On Sunday 11/24 the Virginia Bicycling Federation held our annual meeting, at REI in Richmond. We do this in November, to elect our board and officers, and start planning for the legislative session, which starts the second week of January. We usually have a speaker or two as well — this time Stephen Read PE, manager of VDOT’s Highway Safety Improvement Program, and Richmond 2015′s Tim Miller.
Present on Sunday were VBF board members Champe Burnley, Bud Vye, Tom Bowden, Sheryl Finucane, Matt O’Toole, Joe Morgan, Michael Gilbert, Greg Rollins and Mark Blacknell; also Heather Barrar, a Chesterfield County planner; cycling history author Thomas Houff (On Richmond’s Wheel); VBF members Jim Lee and Debbie Anderson; and of course, Stephen Read PE and Tim Miller.

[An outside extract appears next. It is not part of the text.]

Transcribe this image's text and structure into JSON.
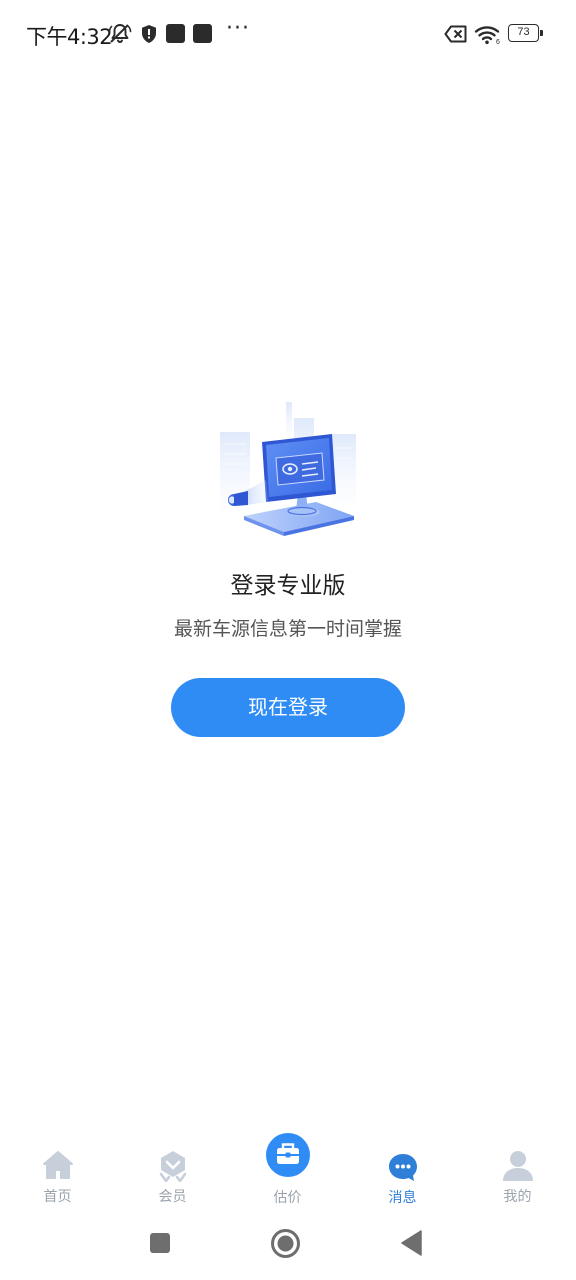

Stephen Read came to acquaint us with VDOT’s Highway Safety Improvement Program (HSIP), and funding opportunities for bike-ped safety. While general highway safety numbers have been staying about the same, bike-ped crashes, severe injuries and fatalities have been increasing. HSIP funding is ruled by benefit-cost (through the “Crash Modification Clearinghouse”), and bike-ped projects offer more bang for the buck. So opportunities for bike-ped safety funding may be increasing, especially with total HSIP money having increased. Mr. Read’s presentation was thorough in explaining crash types, and their preferred “fixes” — great knowledge to have when appealing to decision makers. There were too many details to go into here — hopefully we’ll do that in another article — but here are Mr. Read’s slides:
Tim Miller was next with a Richmond 2015 progress report, the latest news being the launch of Charter 2015, a program to encourage bike-friendly businesses. This, along with Societe 2015, the business engagement program, should help push Virginians toward becoming a Top Ten Bicycle Friendly State (currently #16) in time for the 2015 World Championships. This event has been an important rallying point to meet bike advocacy goals, and complete high-profile bike-ped projects such as the Virginia Capital Trail, the new IMBA Ride Center at Pocahontas State Park, and 80 miles of bikeways within the city of Richmond.
It was great having Thomas Houff there with his cycling history book, On Richmond’s Wheel, another Richmond 2015 project that was launched on Kickstarter.
We intended to elect Tim Miller to our Board, which we did, after taking care of some business and approving our last meeting’s minutes. Along with Tim Miller, we also elected BikeArlington’s Zanna Worzella, and Laura Pyle, an attorney from Staunton. Welcome to our new board members!
With that accomplished, we moved on to committee reports. Here are the most important points:
- We’re continuing to work with Amtrak on getting roll-on service, helping to form a national task force, along with Adventure Cycling Association, the Allegheny Trail Alliance and others. Remember, the routes serving Virginia also serve other states. Amtrak provides the service that all these states specify and pay for. For Virginia to specify roll-on service, we need to write to the CTB before Dec. 6.
- Led by Joe Morgan, much work has been done on long-distance routes — USBR 76 and USBR 1, the new USBR 50 and the proposed USBR 11. We need to get the story out about this, and renew or develop MOUs with the East Coast Greenway, Adventure Cycling Assn. and IMBA.
- We’ve been offering a commemorative pin for having ridden all of USBR 76 in Virginia. We’re working to improve the application process in time for next season. In the meantime, if you’ve ridden the whole route and would like a pin, please let us know!
- We’ve done some successful light giveaways, and are working on providing resources for others to do their own.
- We’re encouraging each other, and you, to write about biking issues in mainstream press, and advocacy issues in bike press. For example, Mark Blacknell’s articles in Arlington Patch, and Tom Bowden’s articles in Commute By Bike.
- We’re working on finding good patrons and strategies for the three pieces of legislation that we know we will be pushing in 2014 (opportunities for others may or may not materialize):
- Three foot passing (change from Virginia’s current two feet)
- Following cyclists too closely
Read more in Bud’s Fall 2013 Advocacy Report.
Finally, we’re planning a Virginia Bike Summit on Thursday evening, Jan 9 in Richmond, at the beginning of the legislative session, to organize support of bike legislation.